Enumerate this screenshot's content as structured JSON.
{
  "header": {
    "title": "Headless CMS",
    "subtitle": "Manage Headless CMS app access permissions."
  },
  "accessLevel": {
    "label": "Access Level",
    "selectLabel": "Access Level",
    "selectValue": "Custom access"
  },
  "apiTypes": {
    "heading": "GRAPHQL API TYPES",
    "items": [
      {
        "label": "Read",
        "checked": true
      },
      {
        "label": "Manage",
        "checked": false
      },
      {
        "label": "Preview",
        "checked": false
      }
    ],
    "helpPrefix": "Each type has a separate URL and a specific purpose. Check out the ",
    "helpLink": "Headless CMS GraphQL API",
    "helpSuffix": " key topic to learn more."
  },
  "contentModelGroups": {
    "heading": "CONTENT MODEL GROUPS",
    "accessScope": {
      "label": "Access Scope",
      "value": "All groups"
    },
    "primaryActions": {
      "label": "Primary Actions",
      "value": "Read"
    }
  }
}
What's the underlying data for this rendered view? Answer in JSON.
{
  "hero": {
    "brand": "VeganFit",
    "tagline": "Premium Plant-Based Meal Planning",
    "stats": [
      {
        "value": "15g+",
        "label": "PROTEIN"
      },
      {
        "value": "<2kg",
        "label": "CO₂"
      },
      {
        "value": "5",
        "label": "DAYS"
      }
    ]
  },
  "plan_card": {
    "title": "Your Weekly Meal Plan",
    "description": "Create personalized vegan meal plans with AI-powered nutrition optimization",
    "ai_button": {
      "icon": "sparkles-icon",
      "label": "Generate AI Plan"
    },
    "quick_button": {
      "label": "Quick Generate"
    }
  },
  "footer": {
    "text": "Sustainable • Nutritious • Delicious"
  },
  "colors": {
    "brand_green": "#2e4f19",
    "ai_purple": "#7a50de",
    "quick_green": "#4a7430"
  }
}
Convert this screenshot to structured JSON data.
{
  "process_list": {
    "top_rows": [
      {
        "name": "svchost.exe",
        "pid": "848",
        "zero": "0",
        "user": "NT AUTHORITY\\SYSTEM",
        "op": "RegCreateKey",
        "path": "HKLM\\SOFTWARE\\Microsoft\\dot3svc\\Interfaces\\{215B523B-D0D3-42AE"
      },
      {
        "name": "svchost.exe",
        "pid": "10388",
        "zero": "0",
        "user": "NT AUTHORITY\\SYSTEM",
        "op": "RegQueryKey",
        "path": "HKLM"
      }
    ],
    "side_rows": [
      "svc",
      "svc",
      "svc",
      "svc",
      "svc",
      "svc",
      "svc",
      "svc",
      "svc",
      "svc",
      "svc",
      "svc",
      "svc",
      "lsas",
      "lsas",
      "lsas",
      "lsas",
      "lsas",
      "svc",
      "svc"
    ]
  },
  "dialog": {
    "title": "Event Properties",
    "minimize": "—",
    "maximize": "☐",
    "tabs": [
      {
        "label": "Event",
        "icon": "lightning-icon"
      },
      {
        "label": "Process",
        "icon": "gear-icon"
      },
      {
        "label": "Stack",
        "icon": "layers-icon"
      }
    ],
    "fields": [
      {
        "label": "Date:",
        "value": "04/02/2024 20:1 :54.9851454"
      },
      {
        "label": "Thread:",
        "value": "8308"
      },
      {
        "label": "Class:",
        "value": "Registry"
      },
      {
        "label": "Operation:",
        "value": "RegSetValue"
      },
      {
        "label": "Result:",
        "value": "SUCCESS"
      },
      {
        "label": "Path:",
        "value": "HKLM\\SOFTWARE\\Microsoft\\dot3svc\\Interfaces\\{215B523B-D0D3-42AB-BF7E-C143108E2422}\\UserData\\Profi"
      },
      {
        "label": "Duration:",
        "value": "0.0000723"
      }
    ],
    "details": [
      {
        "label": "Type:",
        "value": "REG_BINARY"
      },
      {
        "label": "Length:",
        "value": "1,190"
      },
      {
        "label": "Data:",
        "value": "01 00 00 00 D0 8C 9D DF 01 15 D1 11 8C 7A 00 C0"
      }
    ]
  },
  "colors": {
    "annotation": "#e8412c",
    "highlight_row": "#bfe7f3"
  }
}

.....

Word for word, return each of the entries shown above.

Enumerate this screenshot's content as structured JSON.
{
  "header": {
    "title": "Headless CMS",
    "subtitle": "Manage Headless CMS app access permissions."
  },
  "accessLevel": {
    "label": "Access Level",
    "selectLabel": "Access Level",
    "selectValue": "Custom access"
  },
  "apiTypes": {
    "heading": "GRAPHQL API TYPES",
    "items": [
      {
        "label": "Read",
        "checked": true
      },
      {
        "label": "Manage",
        "checked": false
      },
      {
        "label": "Preview",
        "checked": false
      }
    ],
    "helpPrefix": "Each type has a separate URL and a specific purpose. Check out the ",
    "helpLink": "Headless CMS GraphQL API",
    "helpSuffix": " key topic to learn more."
  },
  "contentModelGroups": {
    "heading": "CONTENT MODEL GROUPS",
    "accessScope": {
      "label": "Access Scope",
      "value": "All groups"
    },
    "primaryActions": {
      "label": "Primary Actions",
      "value": "Read"
    }
  }
}
What's the underlying data for this rendered view? Answer in JSON.
{
  "hero": {
    "brand": "VeganFit",
    "tagline": "Premium Plant-Based Meal Planning",
    "stats": [
      {
        "value": "15g+",
        "label": "PROTEIN"
      },
      {
        "value": "<2kg",
        "label": "CO₂"
      },
      {
        "value": "5",
        "label": "DAYS"
      }
    ]
  },
  "plan_card": {
    "title": "Your Weekly Meal Plan",
    "description": "Create personalized vegan meal plans with AI-powered nutrition optimization",
    "ai_button": {
      "icon": "sparkles-icon",
      "label": "Generate AI Plan"
    },
    "quick_button": {
      "label": "Quick Generate"
    }
  },
  "footer": {
    "text": "Sustainable • Nutritious • Delicious"
  },
  "colors": {
    "brand_green": "#2e4f19",
    "ai_purple": "#7a50de",
    "quick_green": "#4a7430"
  }
}
Convert this screenshot to structured JSON data.
{
  "process_list": {
    "top_rows": [
      {
        "name": "svchost.exe",
        "pid": "848",
        "zero": "0",
        "user": "NT AUTHORITY\\SYSTEM",
        "op": "RegCreateKey",
        "path": "HKLM\\SOFTWARE\\Microsoft\\dot3svc\\Interfaces\\{215B523B-D0D3-42AE"
      },
      {
        "name": "svchost.exe",
        "pid": "10388",
        "zero": "0",
        "user": "NT AUTHORITY\\SYSTEM",
        "op": "RegQueryKey",
        "path": "HKLM"
      }
    ],
    "side_rows": [
      "svc",
      "svc",
      "svc",
      "svc",
      "svc",
      "svc",
      "svc",
      "svc",
      "svc",
      "svc",
      "svc",
      "svc",
      "svc",
      "lsas",
      "lsas",
      "lsas",
      "lsas",
      "lsas",
      "svc",
      "svc"
    ]
  },
  "dialog": {
    "title": "Event Properties",
    "minimize": "—",
    "maximize": "☐",
    "tabs": [
      {
        "label": "Event",
        "icon": "lightning-icon"
      },
      {
        "label": "Process",
        "icon": "gear-icon"
      },
      {
        "label": "Stack",
        "icon": "layers-icon"
      }
    ],
    "fields": [
      {
        "label": "Date:",
        "value": "04/02/2024 20:1 :54.9851454"
      },
      {
        "label": "Thread:",
        "value": "8308"
      },
      {
        "label": "Class:",
        "value": "Registry"
      },
      {
        "label": "Operation:",
        "value": "RegSetValue"
      },
      {
        "label": "Result:",
        "value": "SUCCESS"
      },
      {
        "label": "Path:",
        "value": "HKLM\\SOFTWARE\\Microsoft\\dot3svc\\Interfaces\\{215B523B-D0D3-42AB-BF7E-C143108E2422}\\UserData\\Profi"
      },
      {
        "label": "Duration:",
        "value": "0.0000723"
      }
    ],
    "details": [
      {
        "label": "Type:",
        "value": "REG_BINARY"
      },
      {
        "label": "Length:",
        "value": "1,190"
      },
      {
        "label": "Data:",
        "value": "01 00 00 00 D0 8C 9D DF 01 15 D1 11 8C 7A 00 C0"
      }
    ]
  },
  "colors": {
    "annotation": "#e8412c",
    "highlight_row": "#bfe7f3"
  }
}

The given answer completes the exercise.